Prompt: Filter these records by the string "stroke", copying each line that holds it.

[Provided data Boundary: Start]

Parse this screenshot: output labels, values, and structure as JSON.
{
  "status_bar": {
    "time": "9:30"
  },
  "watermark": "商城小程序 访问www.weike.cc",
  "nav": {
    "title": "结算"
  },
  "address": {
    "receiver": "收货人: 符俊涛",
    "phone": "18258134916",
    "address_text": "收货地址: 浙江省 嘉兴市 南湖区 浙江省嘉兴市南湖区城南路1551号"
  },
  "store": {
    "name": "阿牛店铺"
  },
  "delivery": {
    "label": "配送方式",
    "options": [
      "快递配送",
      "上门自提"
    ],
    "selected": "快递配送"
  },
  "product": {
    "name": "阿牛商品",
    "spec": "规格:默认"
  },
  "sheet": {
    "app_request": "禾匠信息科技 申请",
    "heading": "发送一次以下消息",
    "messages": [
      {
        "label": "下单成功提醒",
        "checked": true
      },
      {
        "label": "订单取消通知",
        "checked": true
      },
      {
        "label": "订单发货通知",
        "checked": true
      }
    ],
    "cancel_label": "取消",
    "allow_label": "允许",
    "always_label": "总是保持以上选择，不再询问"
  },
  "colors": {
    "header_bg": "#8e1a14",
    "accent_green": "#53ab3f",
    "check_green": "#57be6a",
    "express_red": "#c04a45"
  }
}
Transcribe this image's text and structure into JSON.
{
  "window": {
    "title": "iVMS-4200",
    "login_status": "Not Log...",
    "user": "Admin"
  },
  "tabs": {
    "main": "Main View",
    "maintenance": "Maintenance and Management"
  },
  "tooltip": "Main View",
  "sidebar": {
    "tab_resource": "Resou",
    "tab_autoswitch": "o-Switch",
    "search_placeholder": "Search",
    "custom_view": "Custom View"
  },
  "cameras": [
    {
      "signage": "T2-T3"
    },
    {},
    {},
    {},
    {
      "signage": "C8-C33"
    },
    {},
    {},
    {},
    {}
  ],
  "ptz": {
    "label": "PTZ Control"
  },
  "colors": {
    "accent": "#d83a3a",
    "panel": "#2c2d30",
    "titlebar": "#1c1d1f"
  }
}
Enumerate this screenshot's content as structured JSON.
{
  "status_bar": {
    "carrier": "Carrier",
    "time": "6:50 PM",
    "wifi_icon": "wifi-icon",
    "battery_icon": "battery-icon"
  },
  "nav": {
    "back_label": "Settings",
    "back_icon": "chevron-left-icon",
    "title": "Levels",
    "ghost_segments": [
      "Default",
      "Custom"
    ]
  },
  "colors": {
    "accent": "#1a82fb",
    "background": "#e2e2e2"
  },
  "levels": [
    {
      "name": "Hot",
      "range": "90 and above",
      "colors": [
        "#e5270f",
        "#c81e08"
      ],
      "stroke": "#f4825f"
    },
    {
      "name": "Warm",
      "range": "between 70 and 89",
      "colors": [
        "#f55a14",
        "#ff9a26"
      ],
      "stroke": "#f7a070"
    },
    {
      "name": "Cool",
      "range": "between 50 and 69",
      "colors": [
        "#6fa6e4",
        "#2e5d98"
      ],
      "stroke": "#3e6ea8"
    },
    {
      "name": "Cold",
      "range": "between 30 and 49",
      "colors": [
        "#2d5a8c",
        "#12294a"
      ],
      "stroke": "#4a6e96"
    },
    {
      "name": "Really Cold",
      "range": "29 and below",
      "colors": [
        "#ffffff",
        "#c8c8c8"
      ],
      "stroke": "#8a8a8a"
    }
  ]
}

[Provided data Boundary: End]

Written response:
      "stroke": "#f4825f"
      "stroke": "#f7a070"
      "stroke": "#3e6ea8"
      "stroke": "#4a6e96"
      "stroke": "#8a8a8a"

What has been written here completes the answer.